I recently remarked that it was surprising that PacBio had not jumped on the German E.coli outbreak strain, given CEO Eric Schadt's professed interest in biosurveillance. Dr. Schadt was kind enough to spend a half hour discussing the topic with me last week, in the wake of PacBio releasing de novo assemblies of this strain and 11 other pathogenic E.coli strains (6 having never previously been sequenced) on the PacBio DevNet website. Dr. Schadt also has a detailed blog post on the project.
In both the blog post and our conversation yesterday he explained why PacBio wasn't in the forefront of this effort but still decided to jump in. Dr. Schadt was certainly aware of the outbreak; he was in Germany at a conference when the public alarm was building. But initially, the company was trying to stay focused on the commercial launch of their instrument.
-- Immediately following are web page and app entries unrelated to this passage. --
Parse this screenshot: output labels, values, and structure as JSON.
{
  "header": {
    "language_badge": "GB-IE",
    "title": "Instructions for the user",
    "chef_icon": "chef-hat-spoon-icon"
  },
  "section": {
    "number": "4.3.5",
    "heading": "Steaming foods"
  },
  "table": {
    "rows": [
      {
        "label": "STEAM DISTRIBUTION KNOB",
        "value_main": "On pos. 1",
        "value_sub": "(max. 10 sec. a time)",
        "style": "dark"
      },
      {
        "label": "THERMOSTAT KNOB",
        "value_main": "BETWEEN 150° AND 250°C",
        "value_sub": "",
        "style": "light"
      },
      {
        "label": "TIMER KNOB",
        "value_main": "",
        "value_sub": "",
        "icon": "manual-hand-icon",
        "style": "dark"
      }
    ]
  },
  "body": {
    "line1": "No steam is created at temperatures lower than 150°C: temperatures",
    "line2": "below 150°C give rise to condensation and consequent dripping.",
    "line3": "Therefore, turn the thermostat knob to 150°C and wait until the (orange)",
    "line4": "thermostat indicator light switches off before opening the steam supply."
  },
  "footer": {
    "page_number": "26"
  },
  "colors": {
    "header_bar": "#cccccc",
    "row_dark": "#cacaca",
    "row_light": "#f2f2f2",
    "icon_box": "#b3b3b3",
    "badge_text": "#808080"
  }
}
However, after seeing the first public assembly come out at several thousand contigs, they consulted some academic collaborators and decided to run their own sequencing, with a goal of providing a much less fragmented assembly. The initial thought was a hybrid assembly containing both PacBio and short read data, but after another group generated a high quality short read assembly the emphasis switched to a PacBio-only assembly.
Sequencing proceeded rapidly, as before; about 2 days from receipt of the samples to generation of data for assembly. Three machines were enlisted, using current generation SMRTcells but with pre-release polymerase and protocols (these are scheduled to go to customers by year's end). A number of eye-popping statistics are shown: mean mappable reads of 2.5-3Kb, 5% of the reads at 6-7Kb or greater and one herculean read of almost 23Kb! Yield from the SMRTcells was variable, ranging from a mean per sample of 13K to 55K (overall mean of 26K). Raw accuracy was still about 85%.
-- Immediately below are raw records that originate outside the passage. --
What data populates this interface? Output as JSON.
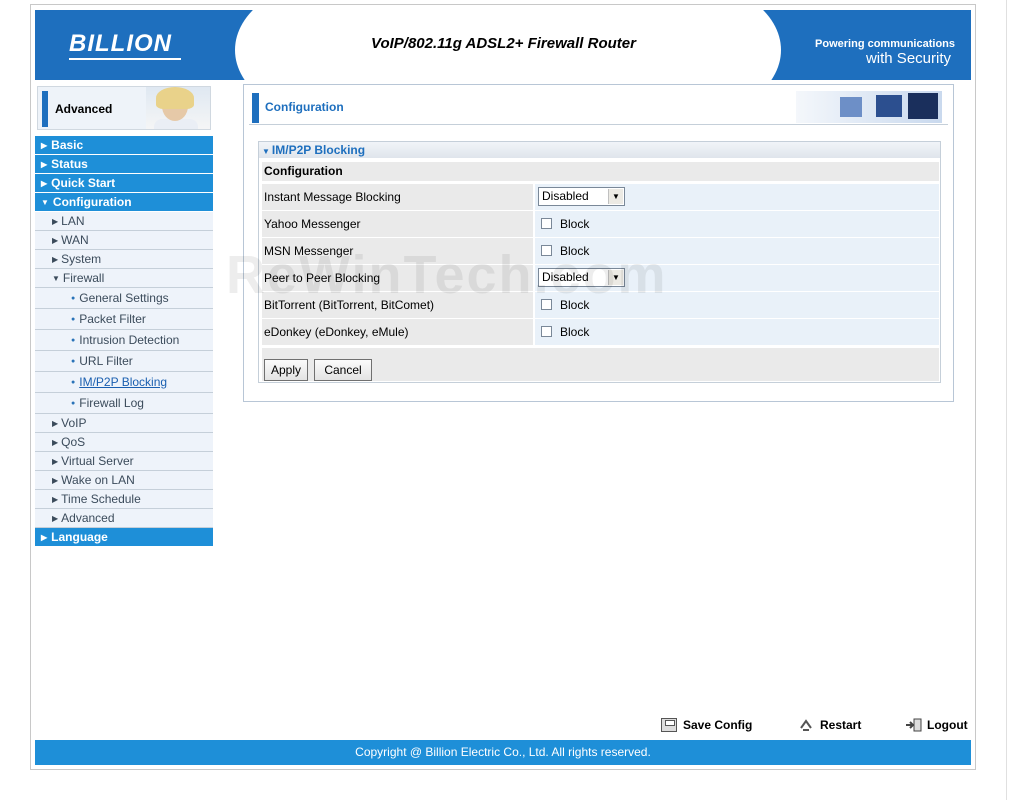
{
  "header": {
    "logo": "BILLION",
    "product": "VoIP/802.11g ADSL2+ Firewall Router",
    "tagline_top": "Powering communications",
    "tagline_bottom": "with Security"
  },
  "sidebar": {
    "mode_label": "Advanced",
    "items": [
      {
        "label": "Basic",
        "level": 0
      },
      {
        "label": "Status",
        "level": 0
      },
      {
        "label": "Quick Start",
        "level": 0
      },
      {
        "label": "Configuration",
        "level": 0,
        "expanded": true
      },
      {
        "label": "LAN",
        "level": 1
      },
      {
        "label": "WAN",
        "level": 1
      },
      {
        "label": "System",
        "level": 1
      },
      {
        "label": "Firewall",
        "level": 1,
        "expanded": true
      },
      {
        "label": "General Settings",
        "level": 2
      },
      {
        "label": "Packet Filter",
        "level": 2
      },
      {
        "label": "Intrusion Detection",
        "level": 2
      },
      {
        "label": "URL Filter",
        "level": 2
      },
      {
        "label": "IM/P2P Blocking",
        "level": 2,
        "active": true
      },
      {
        "label": "Firewall Log",
        "level": 2
      },
      {
        "label": "VoIP",
        "level": 1
      },
      {
        "label": "QoS",
        "level": 1
      },
      {
        "label": "Virtual Server",
        "level": 1
      },
      {
        "label": "Wake on LAN",
        "level": 1
      },
      {
        "label": "Time Schedule",
        "level": 1
      },
      {
        "label": "Advanced",
        "level": 1
      },
      {
        "label": "Language",
        "level": 0
      }
    ]
  },
  "main": {
    "panel_title": "Configuration",
    "section_title": "IM/P2P Blocking",
    "table_header": "Configuration",
    "rows": [
      {
        "label": "Instant Message Blocking",
        "type": "select",
        "value": "Disabled"
      },
      {
        "label": "Yahoo Messenger",
        "type": "checkbox",
        "value": "Block",
        "checked": false
      },
      {
        "label": "MSN Messenger",
        "type": "checkbox",
        "value": "Block",
        "checked": false
      },
      {
        "label": "Peer to Peer Blocking",
        "type": "select",
        "value": "Disabled"
      },
      {
        "label": "BitTorrent (BitTorrent, BitComet)",
        "type": "checkbox",
        "value": "Block",
        "checked": false
      },
      {
        "label": "eDonkey (eDonkey, eMule)",
        "type": "checkbox",
        "value": "Block",
        "checked": false
      }
    ],
    "apply_label": "Apply",
    "cancel_label": "Cancel"
  },
  "bottom": {
    "save_label": "Save Config",
    "restart_label": "Restart",
    "logout_label": "Logout"
  },
  "footer": {
    "copyright": "Copyright @ Billion Electric Co., Ltd. All rights reserved."
  },
  "watermark": "ReWinTech.com",
  "colors": {
    "brand_blue": "#1e6fbe",
    "nav_blue": "#1e8fd8"
  }
}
For the German strain, both a large insert library and a small insert circular consensus library were sequenced. One challenge that the PacBio team ran into is rapidly generating a DNA population of defined size which is bigger than about 9Kb. The populations must have a restricted size range, or else the smaller fragments are preferentially loaded into the zero mode waveguides where the sequencing actually takes place. Due to this, the value of the monster reads was diminished. Indeed, Schadt sees this leading to PacBio's inability to drive their data to a single contig (the main chromosome is broken into 33 contigs); there simply weren't reads able to bridge some very large repeat elements. This also is why they didn't use the strobe sequencing mode, which generates islands of sequence separated by statistically-defined gaps. Given that so many of the reads were approaching the size of the inserts, strobing wouldn't do much good.
Not very far back, I presented a somewhat bearish case for PacBio. Do the latest results change this? As much as I love the technology and the idea of long reads, I'm still concerned that too many scientists will see these as a nice-to-have and not a must have. Dr. Schadt mentioned they are working on projects to demonstrate PacBio sequencing of much larger (100+Mb) genomes, which is an important start. Still, it may be that few labs will see the incremental value of long PacBio reads as not important enough, or that they simply don't need to invest in a machine but instead rent some of the existing capacity (I know of two service providers offering the system). As PacBio pushes the reads longer and longer (imagine if 5% of the reads were 20+Kb!) it will offer advantages for closing long gaps. For example, PacBio should require relatively little DNA for library construction, whereas some of the competing mate-pair techniques are notorious for being very inefficient at converting input DNA to usable fragments (as well as creating some level of noise from chimeras generated in ligation steps).